Kites: A Review of the Film

Thankyou Ioana Bursan for sending me a copy of Kites. It was shown at the Dialektus Film Festival in Cluj, Romania in early March 2009. I know Ioana from the time of my Fulbright in Romania. She knew I would love this film. It is a Polish documentary made by Beata Dzianowicz and producer Krzysztof Kopczy?ski. Apparently, its working title was, “Learning to Watch.” Dzianowicz tutored a group of Afghan students attending an art school in Kabul. They were studying documentary film making. This film is compelling at many levels. The students, challenged by Beata’s questions and comments, begin to see what is around them in new ways. Their experiences of their own lives deepen as they interact differently with people around them in new ways.

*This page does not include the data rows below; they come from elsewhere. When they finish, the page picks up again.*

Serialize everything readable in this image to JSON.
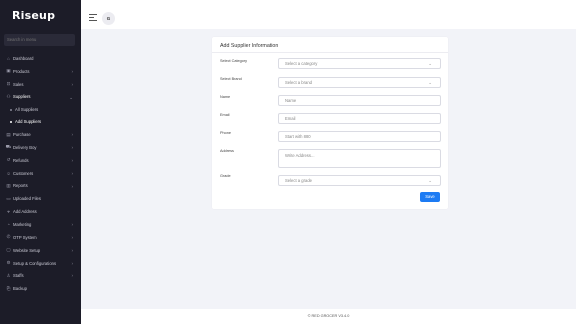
{
  "sidebar": {
    "brand": "Riseup",
    "search_placeholder": "Search in menu",
    "items": [
      {
        "label": "Dashboard",
        "icon": "home-icon",
        "glyph": "⌂",
        "chevron": false
      },
      {
        "label": "Products",
        "icon": "box-icon",
        "glyph": "▣",
        "chevron": true
      },
      {
        "label": "Sales",
        "icon": "cart-icon",
        "glyph": "⊡",
        "chevron": true
      },
      {
        "label": "Suppliers",
        "icon": "users-icon",
        "glyph": "⚇",
        "chevron": true,
        "expanded": true
      },
      {
        "label": "All Suppliers",
        "sub": true
      },
      {
        "label": "Add Suppliers",
        "sub": true,
        "active": true
      },
      {
        "label": "Purchase",
        "icon": "bag-icon",
        "glyph": "▤",
        "chevron": true
      },
      {
        "label": "Delivery Boy",
        "icon": "truck-icon",
        "glyph": "⛟",
        "chevron": true
      },
      {
        "label": "Refunds",
        "icon": "refund-icon",
        "glyph": "↺",
        "chevron": true
      },
      {
        "label": "Customers",
        "icon": "user-icon",
        "glyph": "☺",
        "chevron": true
      },
      {
        "label": "Reports",
        "icon": "report-icon",
        "glyph": "▥",
        "chevron": true
      },
      {
        "label": "Uploaded Files",
        "icon": "folder-icon",
        "glyph": "▭",
        "chevron": false
      },
      {
        "label": "Add Address",
        "icon": "location-icon",
        "glyph": "⌖",
        "chevron": false
      },
      {
        "label": "Marketing",
        "icon": "megaphone-icon",
        "glyph": "◔",
        "chevron": true
      },
      {
        "label": "OTP System",
        "icon": "phone-icon",
        "glyph": "✆",
        "chevron": true
      },
      {
        "label": "Website Setup",
        "icon": "desktop-icon",
        "glyph": "▢",
        "chevron": true
      },
      {
        "label": "Setup & Configurations",
        "icon": "gear-icon",
        "glyph": "⚙",
        "chevron": true
      },
      {
        "label": "Staffs",
        "icon": "staff-icon",
        "glyph": "♙",
        "chevron": true
      },
      {
        "label": "Backup",
        "icon": "backup-icon",
        "glyph": "⎘",
        "chevron": false
      }
    ]
  },
  "topbar": {
    "avatar_initials": "G"
  },
  "form": {
    "title": "Add Supplier Information",
    "fields": {
      "category": {
        "label": "Select Category",
        "placeholder": "Select a category"
      },
      "brand": {
        "label": "Select Brand",
        "placeholder": "Select a brand"
      },
      "name": {
        "label": "Name",
        "placeholder": "Name"
      },
      "email": {
        "label": "Email",
        "placeholder": "Email"
      },
      "phone": {
        "label": "Phone",
        "placeholder": "Start with 880"
      },
      "address": {
        "label": "Address",
        "placeholder": "Write Address..."
      },
      "grade": {
        "label": "Grade",
        "placeholder": "Select a grade"
      }
    },
    "save_label": "Save"
  },
  "footer": {
    "text": "© RED GROCER V3.4.0"
  },
  "colors": {
    "sidebar_bg": "#1c1c28",
    "primary": "#1d7bf3",
    "page_bg": "#f2f3f8"
  }
}
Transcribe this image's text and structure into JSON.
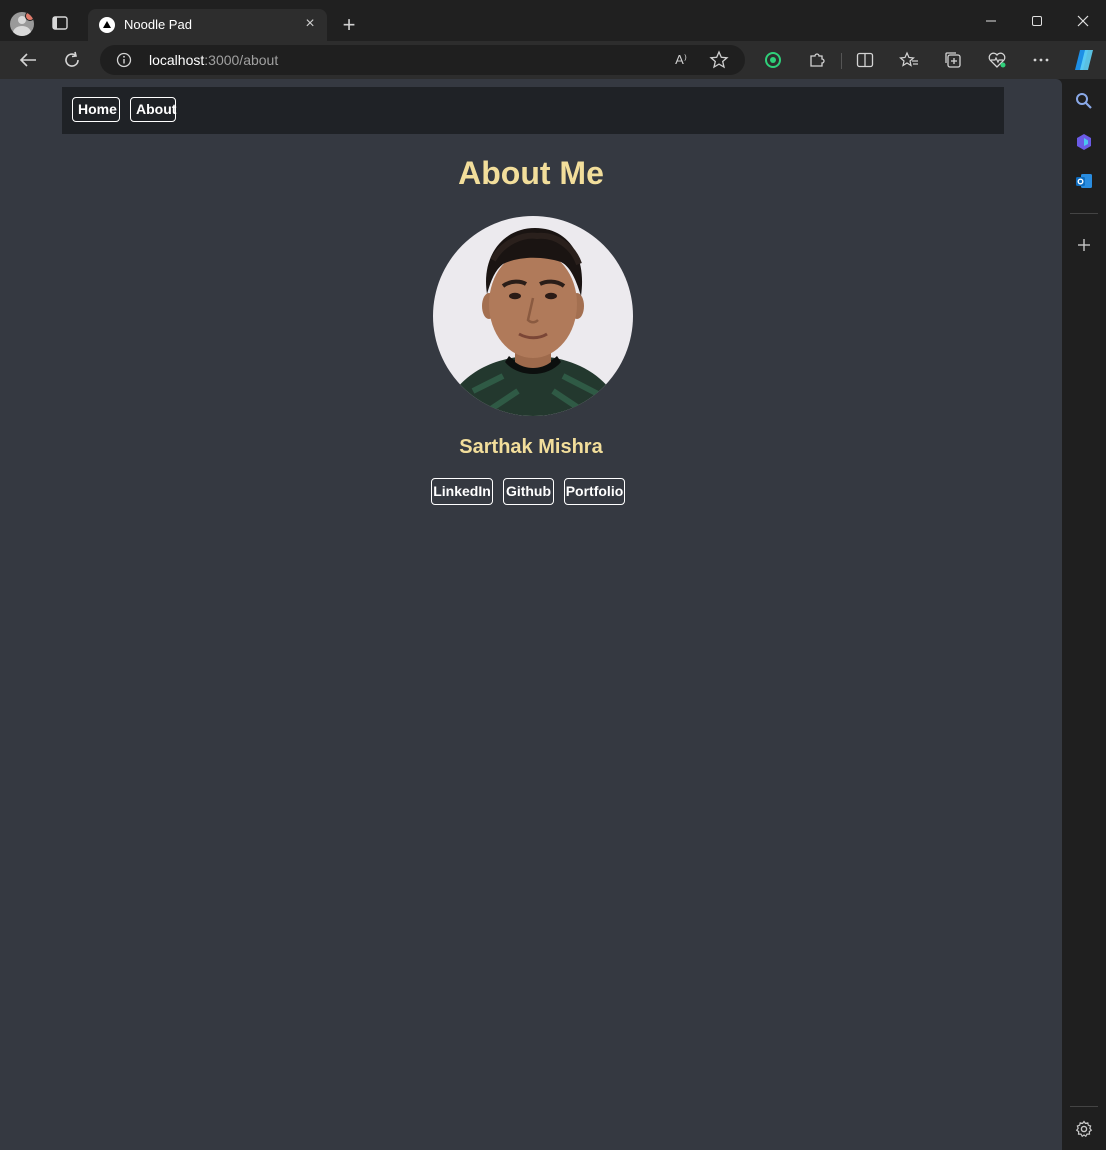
{
  "browser": {
    "tab_title": "Noodle Pad",
    "tab_close": "×",
    "new_tab": "+",
    "url_host": "localhost",
    "url_path": ":3000/about",
    "read_aloud": "A⁾",
    "icons": [
      "profile-icon",
      "tab-actions-icon",
      "site-favicon",
      "close-icon",
      "plus-icon",
      "minimize-icon",
      "maximize-icon",
      "window-close-icon",
      "back-arrow-icon",
      "reload-icon",
      "info-icon",
      "read-aloud-icon",
      "star-icon",
      "extension-icon",
      "puzzle-icon",
      "split-screen-icon",
      "favorites-icon",
      "collections-icon",
      "browser-essentials-icon",
      "more-icon",
      "copilot-icon",
      "search-icon",
      "outlook-icon",
      "gear-icon"
    ]
  },
  "nav": {
    "home": "Home",
    "about": "About"
  },
  "main": {
    "title": "About Me",
    "name": "Sarthak Mishra",
    "links": [
      "LinkedIn",
      "Github",
      "Portfolio"
    ]
  },
  "colors": {
    "page_bg": "#353941",
    "navbar_bg": "#1f2226",
    "accent": "#f2de9b"
  }
}
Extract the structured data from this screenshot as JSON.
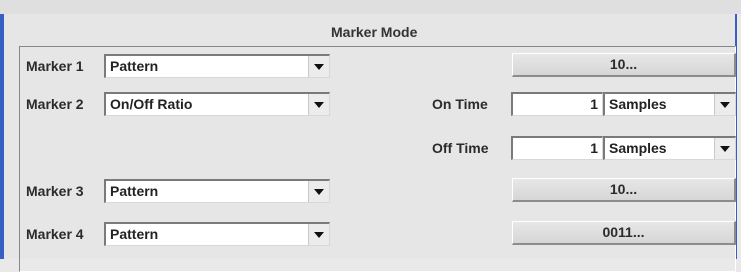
{
  "group_title": "Marker Mode",
  "markers": [
    {
      "label": "Marker 1",
      "mode": "Pattern",
      "button": "10..."
    },
    {
      "label": "Marker 2",
      "mode": "On/Off Ratio",
      "on_time": {
        "label": "On Time",
        "value": "1",
        "unit": "Samples"
      },
      "off_time": {
        "label": "Off Time",
        "value": "1",
        "unit": "Samples"
      }
    },
    {
      "label": "Marker 3",
      "mode": "Pattern",
      "button": "10..."
    },
    {
      "label": "Marker 4",
      "mode": "Pattern",
      "button": "0011..."
    }
  ]
}
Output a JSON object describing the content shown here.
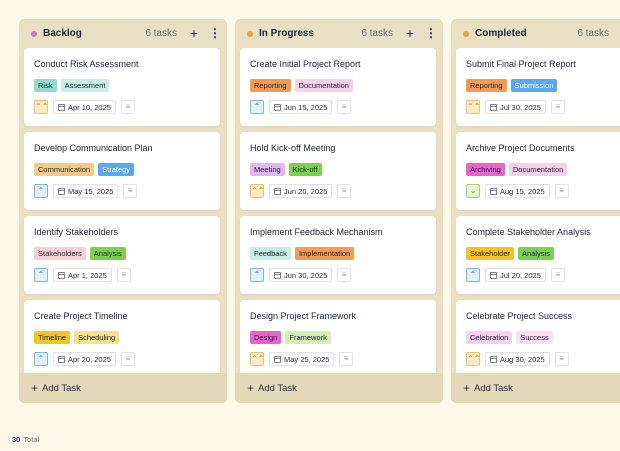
{
  "columns": [
    {
      "title": "Backlog",
      "count": "6 tasks",
      "dot_color": "#d96ad6",
      "add_label": "Add Task",
      "cards": [
        {
          "title": "Conduct Risk Assessment",
          "tags": [
            {
              "label": "Risk",
              "bg": "#8fdcc9"
            },
            {
              "label": "Assessment",
              "bg": "#c6efe2"
            }
          ],
          "priority": "high",
          "date": "Apr 10, 2025"
        },
        {
          "title": "Develop Communication Plan",
          "tags": [
            {
              "label": "Communication",
              "bg": "#f5cb83"
            },
            {
              "label": "Strategy",
              "bg": "#5aa9ef",
              "fg": "#ffffff"
            }
          ],
          "priority": "medium",
          "date": "May 15, 2025"
        },
        {
          "title": "Identify Stakeholders",
          "tags": [
            {
              "label": "Stakeholders",
              "bg": "#f7d0d4"
            },
            {
              "label": "Analysis",
              "bg": "#7bd14b"
            }
          ],
          "priority": "medium",
          "date": "Apr 1, 2025"
        },
        {
          "title": "Create Project Timeline",
          "tags": [
            {
              "label": "Timeline",
              "bg": "#f6c324"
            },
            {
              "label": "Scheduling",
              "bg": "#f8e18c"
            }
          ],
          "priority": "medium",
          "date": "Apr 20, 2025"
        }
      ]
    },
    {
      "title": "In Progress",
      "count": "6 tasks",
      "dot_color": "#f2a23a",
      "add_label": "Add Task",
      "cards": [
        {
          "title": "Create Initial Project Report",
          "tags": [
            {
              "label": "Reporting",
              "bg": "#f59a52"
            },
            {
              "label": "Documentation",
              "bg": "#f7d0ec"
            }
          ],
          "priority": "medium",
          "date": "Jun 15, 2025"
        },
        {
          "title": "Hold Kick-off Meeting",
          "tags": [
            {
              "label": "Meeting",
              "bg": "#e2b6f2"
            },
            {
              "label": "Kick-off",
              "bg": "#7bd14b"
            }
          ],
          "priority": "high",
          "date": "Jun 20, 2025"
        },
        {
          "title": "Implement Feedback Mechanism",
          "tags": [
            {
              "label": "Feedback",
              "bg": "#c6efe2"
            },
            {
              "label": "Implementation",
              "bg": "#f59a52"
            }
          ],
          "priority": "medium",
          "date": "Jun 30, 2025"
        },
        {
          "title": "Design Project Framework",
          "tags": [
            {
              "label": "Design",
              "bg": "#ec63cf"
            },
            {
              "label": "Framework",
              "bg": "#d6f0b4"
            }
          ],
          "priority": "high",
          "date": "May 25, 2025"
        }
      ]
    },
    {
      "title": "Completed",
      "count": "6 tasks",
      "dot_color": "#f2a23a",
      "add_label": "Add Task",
      "cards": [
        {
          "title": "Submit Final Project Report",
          "tags": [
            {
              "label": "Reporting",
              "bg": "#f59a52"
            },
            {
              "label": "Submission",
              "bg": "#5aa9ef",
              "fg": "#ffffff"
            }
          ],
          "priority": "high",
          "date": "Jul 30, 2025"
        },
        {
          "title": "Archive Project Documents",
          "tags": [
            {
              "label": "Archiving",
              "bg": "#ec63cf"
            },
            {
              "label": "Documentation",
              "bg": "#f7d0ec"
            }
          ],
          "priority": "low",
          "date": "Aug 15, 2025"
        },
        {
          "title": "Complete Stakeholder Analysis",
          "tags": [
            {
              "label": "Stakeholder",
              "bg": "#f6c324"
            },
            {
              "label": "Analysis",
              "bg": "#7bd14b"
            }
          ],
          "priority": "medium",
          "date": "Jul 20, 2025"
        },
        {
          "title": "Celebrate Project Success",
          "tags": [
            {
              "label": "Celebration",
              "bg": "#f7d0ec"
            },
            {
              "label": "Success",
              "bg": "#fbe0f2"
            }
          ],
          "priority": "high",
          "date": "Aug 30, 2025"
        }
      ]
    }
  ],
  "priority_styles": {
    "high": {
      "glyph": "⌃⌃",
      "bg": "#fde9c2",
      "border": "#f2c366",
      "color": "#c98a12"
    },
    "medium": {
      "glyph": "⌃",
      "bg": "#e3f1fb",
      "border": "#7bb8e0",
      "color": "#2d7fb8"
    },
    "low": {
      "glyph": "⌄",
      "bg": "#eaf6d5",
      "border": "#a9d66d",
      "color": "#5f9a1e"
    }
  },
  "footer": {
    "total_count": "30",
    "total_label": "Total"
  }
}
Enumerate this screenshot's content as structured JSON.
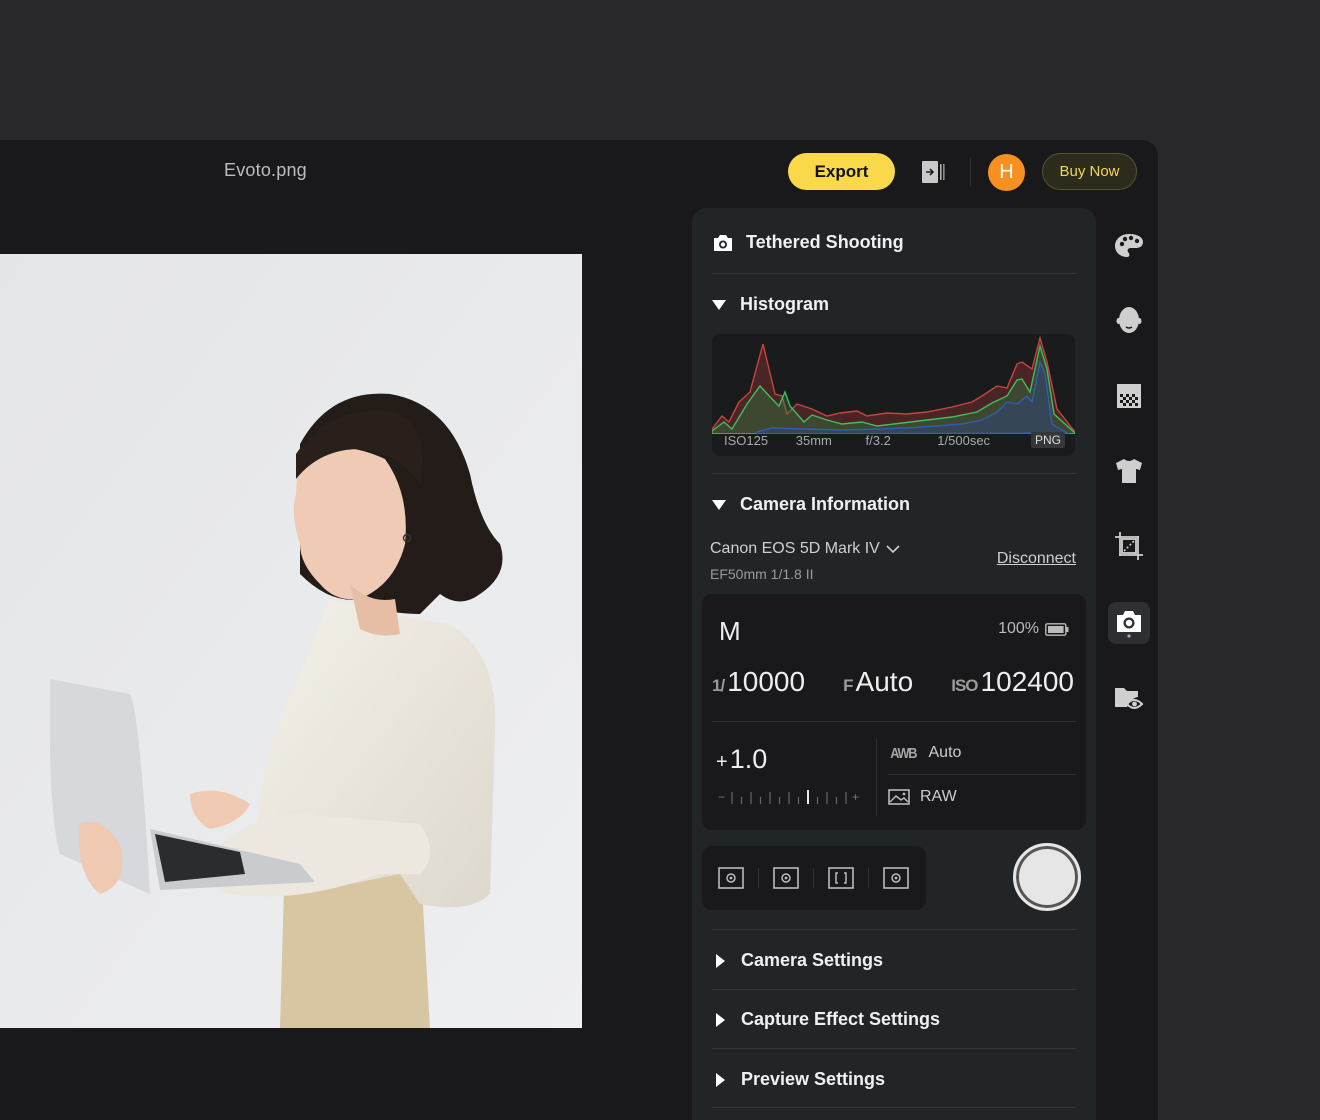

The students learn to see and ask and find significant stories, even as they blunder into difficult ethical territory with their little handheld cameras. It is a film as much about teaching and learning as about “film making.” You can see an interview with the director at the site of the Institute of Documentary Film: Gate to East European Documentary Film. Visual anthropology has a beautiful life in Europe. The images and stories being produced are stirring. This is, I believe, part and parcel of the neo-neo realism movement in Europe generally and discussed in an interesting essay in last Sunday’s NYT (which I can’t find in my various piles of papers to cite properly). On at least a superficial level, I’d argue that the lyrical films (and I find these are inevitably visually exhilirating) about “people” and their lives being produced by documentarians in Eastern Europe are products of new digital technology (its availability and portability), a burst of post-1989 creativity (including a wish to discover and imagine a new cultural and filmic identity–restate and reinvent it), and a certainty that the European Union/European identity and capitalist/consumerism is going to eventually flatten the cultural landscape. That landscape is not the quaint old world cheese shop “discovered” on a Rick Steve’s tour. It is often a landscape of pain.And everyone has a story. Dzianowicz tells his students in Afghanistan to look into the eyes, look for the soul. And that is indeed what so many Eastern European documentarians are doing with stunning results. Thanks Ioana for knowing how moved I would be by this film and for staying true to your own work. I’m afraid I can’t tell those of you on the west coast of the U.S. where to see this film. My living room? In Olympia, Washington, see if OFS brings it to town? Link to: for the interview with filmmaker.